(Items from an interface collection)

== == ==

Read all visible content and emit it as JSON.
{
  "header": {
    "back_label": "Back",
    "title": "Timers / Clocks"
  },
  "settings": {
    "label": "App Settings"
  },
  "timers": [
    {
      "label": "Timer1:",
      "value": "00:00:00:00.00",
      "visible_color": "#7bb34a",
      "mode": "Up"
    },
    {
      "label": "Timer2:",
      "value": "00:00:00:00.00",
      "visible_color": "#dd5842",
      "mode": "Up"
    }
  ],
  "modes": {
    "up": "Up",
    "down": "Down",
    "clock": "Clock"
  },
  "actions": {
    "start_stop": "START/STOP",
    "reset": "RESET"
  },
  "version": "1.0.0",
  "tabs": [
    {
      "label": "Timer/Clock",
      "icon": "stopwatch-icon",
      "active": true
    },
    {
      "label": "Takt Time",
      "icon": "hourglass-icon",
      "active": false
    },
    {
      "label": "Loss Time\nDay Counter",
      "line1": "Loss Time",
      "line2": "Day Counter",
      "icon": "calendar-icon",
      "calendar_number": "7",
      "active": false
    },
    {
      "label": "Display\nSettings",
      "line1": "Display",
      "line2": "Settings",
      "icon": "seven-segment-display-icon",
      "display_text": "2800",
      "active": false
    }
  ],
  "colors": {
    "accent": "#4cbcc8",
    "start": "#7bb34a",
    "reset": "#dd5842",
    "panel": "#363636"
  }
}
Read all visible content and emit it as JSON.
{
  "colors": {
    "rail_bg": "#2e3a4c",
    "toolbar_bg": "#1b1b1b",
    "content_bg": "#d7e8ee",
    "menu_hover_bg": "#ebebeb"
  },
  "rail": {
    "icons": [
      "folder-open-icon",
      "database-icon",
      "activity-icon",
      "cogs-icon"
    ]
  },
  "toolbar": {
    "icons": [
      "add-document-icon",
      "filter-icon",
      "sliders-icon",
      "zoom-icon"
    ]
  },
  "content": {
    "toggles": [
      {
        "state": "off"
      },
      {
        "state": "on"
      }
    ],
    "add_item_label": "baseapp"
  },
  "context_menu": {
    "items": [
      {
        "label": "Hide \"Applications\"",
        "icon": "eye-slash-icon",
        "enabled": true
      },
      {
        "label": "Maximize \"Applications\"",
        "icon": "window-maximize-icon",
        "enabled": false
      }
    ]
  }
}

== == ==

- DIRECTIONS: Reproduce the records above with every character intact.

- RESULT BELOW:
Read all visible content and emit it as JSON.
{
  "header": {
    "back_label": "Back",
    "title": "Timers / Clocks"
  },
  "settings": {
    "label": "App Settings"
  },
  "timers": [
    {
      "label": "Timer1:",
      "value": "00:00:00:00.00",
      "visible_color": "#7bb34a",
      "mode": "Up"
    },
    {
      "label": "Timer2:",
      "value": "00:00:00:00.00",
      "visible_color": "#dd5842",
      "mode": "Up"
    }
  ],
  "modes": {
    "up": "Up",
    "down": "Down",
    "clock": "Clock"
  },
  "actions": {
    "start_stop": "START/STOP",
    "reset": "RESET"
  },
  "version": "1.0.0",
  "tabs": [
    {
      "label": "Timer/Clock",
      "icon": "stopwatch-icon",
      "active": true
    },
    {
      "label": "Takt Time",
      "icon": "hourglass-icon",
      "active": false
    },
    {
      "label": "Loss Time\nDay Counter",
      "line1": "Loss Time",
      "line2": "Day Counter",
      "icon": "calendar-icon",
      "calendar_number": "7",
      "active": false
    },
    {
      "label": "Display\nSettings",
      "line1": "Display",
      "line2": "Settings",
      "icon": "seven-segment-display-icon",
      "display_text": "2800",
      "active": false
    }
  ],
  "colors": {
    "accent": "#4cbcc8",
    "start": "#7bb34a",
    "reset": "#dd5842",
    "panel": "#363636"
  }
}
Read all visible content and emit it as JSON.
{
  "colors": {
    "rail_bg": "#2e3a4c",
    "toolbar_bg": "#1b1b1b",
    "content_bg": "#d7e8ee",
    "menu_hover_bg": "#ebebeb"
  },
  "rail": {
    "icons": [
      "folder-open-icon",
      "database-icon",
      "activity-icon",
      "cogs-icon"
    ]
  },
  "toolbar": {
    "icons": [
      "add-document-icon",
      "filter-icon",
      "sliders-icon",
      "zoom-icon"
    ]
  },
  "content": {
    "toggles": [
      {
        "state": "off"
      },
      {
        "state": "on"
      }
    ],
    "add_item_label": "baseapp"
  },
  "context_menu": {
    "items": [
      {
        "label": "Hide \"Applications\"",
        "icon": "eye-slash-icon",
        "enabled": true
      },
      {
        "label": "Maximize \"Applications\"",
        "icon": "window-maximize-icon",
        "enabled": false
      }
    ]
  }
}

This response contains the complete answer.